- The Woman Warrior by Maxine Hong Kingston: I’ve read this book for classes at least three times, from junior year of high school to Women in Literature, this one keeps cropping up, and for good reason. Maxine Hong Kingston is the child of Chinese immigrants, born in America. She’s also edited a Best American Short Stories collection and written other books. This is a memoir.
- There Eyes Were Watching God by Zora Neale Hurston: This is the only book on the list I’ve read more than The Woman Warrior. I’ve read this ins Great American Books, African-American Literature, Zora Neale Hurston Major Author Study, Women in Literature, high school–everywhere, and once just for fun. This has some of my favorite literary quote. If you have issues trying to read vernacular, it can be tough going in spots, but Hurston’s prose it beautiful.
- How the Garcia Girls Lost Their Accents by Julia Alvarez: The story of a Spanish family (Puerto Rican, I think), whose daughters go through the identity crises brought up being raised in America in a different culture. The girls struggle to identify themselves and be acceptable to both their family and society.
- The Godfather by Mario Puzo: Yes, I actually read this for a class. It is a novel about Italians and Italian-Americans, primarily in New York. Aside from some harsh language and violence, the story portrays the life of struggling immigrants, a little race relations in the poor areas of town, certain ideas that are associated with the Italian-American culture (loyalty and family), and the rise of mob/crime families.
- Wide Sargasso Sea by Jean Rhys: I’m sure many of you have read (and loved) Jane Eyre. If you’re like me and wondered about the wife in the attic (and thought she was done a disservice in that book), you may be interested in Wide Sargasso Sea. WSS tells the story of that wife, from her upbringing in the Caribbean to the fateful fire in Jane Eyre.
- Love Medicine by Louise Erdich: A Native American novel encompassing generations of a Native American tribe. It’s a complicated one to try to explain, but well worth a read. It’s interesting to follow the evolution backwards and forwards in time and see the impact of losing their ancestral lands and their quickly disappearing languages and culture.

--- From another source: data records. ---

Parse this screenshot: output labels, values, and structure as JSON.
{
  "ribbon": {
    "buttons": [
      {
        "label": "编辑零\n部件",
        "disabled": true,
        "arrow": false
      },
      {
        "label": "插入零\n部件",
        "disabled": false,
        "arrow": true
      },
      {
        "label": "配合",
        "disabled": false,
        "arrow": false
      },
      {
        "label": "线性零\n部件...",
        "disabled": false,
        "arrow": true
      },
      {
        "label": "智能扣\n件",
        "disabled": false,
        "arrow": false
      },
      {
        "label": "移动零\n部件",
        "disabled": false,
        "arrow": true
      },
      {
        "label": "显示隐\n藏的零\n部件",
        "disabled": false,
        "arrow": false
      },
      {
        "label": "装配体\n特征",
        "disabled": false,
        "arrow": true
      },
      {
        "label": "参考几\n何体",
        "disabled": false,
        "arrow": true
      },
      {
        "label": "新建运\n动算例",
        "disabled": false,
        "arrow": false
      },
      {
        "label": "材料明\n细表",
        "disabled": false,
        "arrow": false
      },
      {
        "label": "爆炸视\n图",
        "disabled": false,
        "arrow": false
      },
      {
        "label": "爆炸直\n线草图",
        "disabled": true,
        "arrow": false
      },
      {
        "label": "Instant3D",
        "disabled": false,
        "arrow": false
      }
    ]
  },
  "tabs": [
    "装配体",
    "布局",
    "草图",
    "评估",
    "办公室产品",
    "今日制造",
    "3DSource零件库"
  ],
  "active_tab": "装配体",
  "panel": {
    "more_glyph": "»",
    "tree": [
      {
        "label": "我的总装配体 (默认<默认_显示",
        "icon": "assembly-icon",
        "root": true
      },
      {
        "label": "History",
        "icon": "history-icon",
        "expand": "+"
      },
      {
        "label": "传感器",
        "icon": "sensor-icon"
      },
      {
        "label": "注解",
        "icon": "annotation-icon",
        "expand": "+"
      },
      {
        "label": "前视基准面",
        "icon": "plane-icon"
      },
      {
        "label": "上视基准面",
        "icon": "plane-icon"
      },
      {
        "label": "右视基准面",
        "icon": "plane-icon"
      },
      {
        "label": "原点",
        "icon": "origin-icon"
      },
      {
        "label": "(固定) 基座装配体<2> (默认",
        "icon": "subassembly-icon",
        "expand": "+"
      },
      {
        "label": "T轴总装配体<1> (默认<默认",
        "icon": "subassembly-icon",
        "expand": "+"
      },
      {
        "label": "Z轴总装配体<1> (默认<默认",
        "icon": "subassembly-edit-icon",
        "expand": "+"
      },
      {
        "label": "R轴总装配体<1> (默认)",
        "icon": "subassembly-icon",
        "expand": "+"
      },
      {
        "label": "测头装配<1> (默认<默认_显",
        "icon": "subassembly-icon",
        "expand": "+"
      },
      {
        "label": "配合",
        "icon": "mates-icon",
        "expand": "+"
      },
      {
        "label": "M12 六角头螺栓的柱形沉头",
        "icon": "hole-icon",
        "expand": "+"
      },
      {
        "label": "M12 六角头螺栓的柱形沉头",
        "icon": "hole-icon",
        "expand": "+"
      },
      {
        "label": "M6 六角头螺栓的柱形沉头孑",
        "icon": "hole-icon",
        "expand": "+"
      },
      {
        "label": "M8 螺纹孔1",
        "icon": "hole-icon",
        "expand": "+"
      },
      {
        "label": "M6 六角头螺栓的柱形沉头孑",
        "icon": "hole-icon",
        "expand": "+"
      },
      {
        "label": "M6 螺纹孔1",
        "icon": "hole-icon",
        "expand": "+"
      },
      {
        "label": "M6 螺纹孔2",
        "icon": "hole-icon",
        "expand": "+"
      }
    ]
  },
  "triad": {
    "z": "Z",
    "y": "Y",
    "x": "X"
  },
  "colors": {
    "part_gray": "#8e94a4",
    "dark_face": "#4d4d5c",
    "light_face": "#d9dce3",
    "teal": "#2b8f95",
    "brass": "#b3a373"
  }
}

Erdich’s writing is lyrical and crisp.
- Persepolis by Majane Satrapi: The story of a woman’s early life to adult growing up in Iran during and after the Islamic Revolution. Satrapi’s narrative shifts to her schooling in France as well. Told as a graphic novel in black and white, there are two books/parts to the tale. I bought the complete Persepolis. It’s a fast read and a rare look into a much maligned or misunderstood culture.
I’m going to have to break this up a bit. I’ll add more in the next post.